■ **About this task**: Give back the whole listing exactly as written, leaving out each picture.

■ **Supplied material**:

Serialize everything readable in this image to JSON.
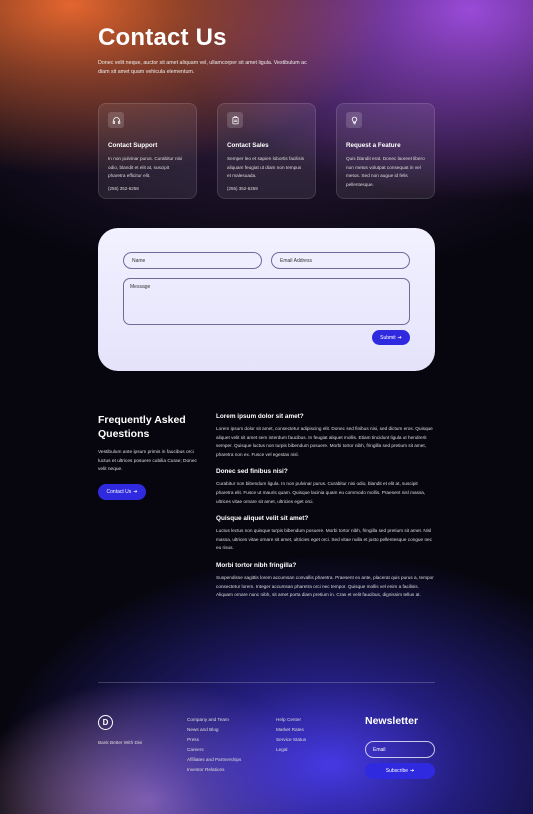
{
  "hero": {
    "title": "Contact Us",
    "description": "Donec velit neque, auctor sit amet aliquam vel, ullamcorper sit amet ligula. Vestibulum ac diam sit amet quam vehicula elementum."
  },
  "cards": [
    {
      "icon": "headphones-icon",
      "title": "Contact Support",
      "text": "In non pulvinar purus. Curabitur nisi odio, blandit et elit at, suscipit pharetra efficitur elit.",
      "phone": "(255) 352-6258"
    },
    {
      "icon": "clipboard-icon",
      "title": "Contact Sales",
      "text": "Semper leo et sapien lobortis facilisis aliquam feugiat ut diam non tempus et malesuada.",
      "phone": "(255) 352-6259"
    },
    {
      "icon": "lightbulb-icon",
      "title": "Request a Feature",
      "text": "Quis blandit erat. Donec laoreet libero non metus volutpat consequat in vel metus. Sed non augue id felis pellentesque.",
      "phone": ""
    }
  ],
  "form": {
    "name_placeholder": "Name",
    "email_placeholder": "Email Address",
    "message_placeholder": "Message",
    "submit_label": "Submit"
  },
  "faq": {
    "title": "Frequently Asked Questions",
    "description": "Vestibulum ante ipsum primis in faucibus orci luctus et ultrices posuere cubilia Curae; Donec velit neque.",
    "button_label": "Contact Us",
    "items": [
      {
        "question": "Lorem ipsum dolor sit amet?",
        "answer": "Lorem ipsum dolor sit amet, consectetur adipiscing elit. Donec sed finibus nisi, sed dictum eros. Quisque aliquet velit sit amet sem interdum faucibus. In feugiat aliquet mollis. Etiam tincidunt ligula ut hendrerit semper. Quisque luctus non turpis bibendum posuere. Morbi tortor nibh, fringilla sed pretium sit amet, pharetra non ex. Fusce vel egestas nisl."
      },
      {
        "question": "Donec sed finibus nisi?",
        "answer": "Curabitur non bibendum ligula. In non pulvinar purus. Curabitur nisi odio, blandit et elit at, suscipit pharetra elit. Fusce ut mauris quam. Quisque lacinia quam eu commodo mollis. Praesent nisl massa, ultrices vitae ornare sit amet, ultricies eget orci."
      },
      {
        "question": "Quisque aliquet velit sit amet?",
        "answer": "Luctus lectus non quisque turpis bibendum posuere. Morbi tortor nibh, fringilla sed pretium sit amet. Nisl massa, ultrices vitae ornare sit amet, ultricies eget orci. Sed vitae nulla et justo pellentesque congue nec eu risus."
      },
      {
        "question": "Morbi tortor nibh fringilla?",
        "answer": "Suspendisse sagittis lorem accumsan convallis pharetra. Praesent ex ante, placerat quis purus a, tempor consectetur lorem. Integer accumsan pharetra orci nec tempor. Quisque mollis vel enim a facilisis. Aliquam ornare nunc nibh, sit amet porta diam pretium in. Cras et velit faucibus, dignissim tellus at."
      }
    ]
  },
  "footer": {
    "logo_letter": "D",
    "tagline": "Bank Better With Divi",
    "col1": [
      "Company and Team",
      "News and Blog",
      "Press",
      "Careers",
      "Affiliates and Partnerships",
      "Investor Relations"
    ],
    "col2": [
      "Help Center",
      "Market Rates",
      "Service Status",
      "Legal"
    ],
    "newsletter_title": "Newsletter",
    "email_placeholder": "Email",
    "subscribe_label": "Subscribe"
  },
  "colors": {
    "accent": "#2f2ae0",
    "hero_orange": "#e3662f",
    "hero_purple": "#9a4ad8"
  }
}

■ **Response to this exercise**:
Serialize everything readable in this image to JSON.
{
  "hero": {
    "title": "Contact Us",
    "description": "Donec velit neque, auctor sit amet aliquam vel, ullamcorper sit amet ligula. Vestibulum ac diam sit amet quam vehicula elementum."
  },
  "cards": [
    {
      "icon": "headphones-icon",
      "title": "Contact Support",
      "text": "In non pulvinar purus. Curabitur nisi odio, blandit et elit at, suscipit pharetra efficitur elit.",
      "phone": "(255) 352-6258"
    },
    {
      "icon": "clipboard-icon",
      "title": "Contact Sales",
      "text": "Semper leo et sapien lobortis facilisis aliquam feugiat ut diam non tempus et malesuada.",
      "phone": "(255) 352-6259"
    },
    {
      "icon": "lightbulb-icon",
      "title": "Request a Feature",
      "text": "Quis blandit erat. Donec laoreet libero non metus volutpat consequat in vel metus. Sed non augue id felis pellentesque.",
      "phone": ""
    }
  ],
  "form": {
    "name_placeholder": "Name",
    "email_placeholder": "Email Address",
    "message_placeholder": "Message",
    "submit_label": "Submit"
  },
  "faq": {
    "title": "Frequently Asked Questions",
    "description": "Vestibulum ante ipsum primis in faucibus orci luctus et ultrices posuere cubilia Curae; Donec velit neque.",
    "button_label": "Contact Us",
    "items": [
      {
        "question": "Lorem ipsum dolor sit amet?",
        "answer": "Lorem ipsum dolor sit amet, consectetur adipiscing elit. Donec sed finibus nisi, sed dictum eros. Quisque aliquet velit sit amet sem interdum faucibus. In feugiat aliquet mollis. Etiam tincidunt ligula ut hendrerit semper. Quisque luctus non turpis bibendum posuere. Morbi tortor nibh, fringilla sed pretium sit amet, pharetra non ex. Fusce vel egestas nisl."
      },
      {
        "question": "Donec sed finibus nisi?",
        "answer": "Curabitur non bibendum ligula. In non pulvinar purus. Curabitur nisi odio, blandit et elit at, suscipit pharetra elit. Fusce ut mauris quam. Quisque lacinia quam eu commodo mollis. Praesent nisl massa, ultrices vitae ornare sit amet, ultricies eget orci."
      },
      {
        "question": "Quisque aliquet velit sit amet?",
        "answer": "Luctus lectus non quisque turpis bibendum posuere. Morbi tortor nibh, fringilla sed pretium sit amet. Nisl massa, ultrices vitae ornare sit amet, ultricies eget orci. Sed vitae nulla et justo pellentesque congue nec eu risus."
      },
      {
        "question": "Morbi tortor nibh fringilla?",
        "answer": "Suspendisse sagittis lorem accumsan convallis pharetra. Praesent ex ante, placerat quis purus a, tempor consectetur lorem. Integer accumsan pharetra orci nec tempor. Quisque mollis vel enim a facilisis. Aliquam ornare nunc nibh, sit amet porta diam pretium in. Cras et velit faucibus, dignissim tellus at."
      }
    ]
  },
  "footer": {
    "logo_letter": "D",
    "tagline": "Bank Better With Divi",
    "col1": [
      "Company and Team",
      "News and Blog",
      "Press",
      "Careers",
      "Affiliates and Partnerships",
      "Investor Relations"
    ],
    "col2": [
      "Help Center",
      "Market Rates",
      "Service Status",
      "Legal"
    ],
    "newsletter_title": "Newsletter",
    "email_placeholder": "Email",
    "subscribe_label": "Subscribe"
  },
  "colors": {
    "accent": "#2f2ae0",
    "hero_orange": "#e3662f",
    "hero_purple": "#9a4ad8"
  }
}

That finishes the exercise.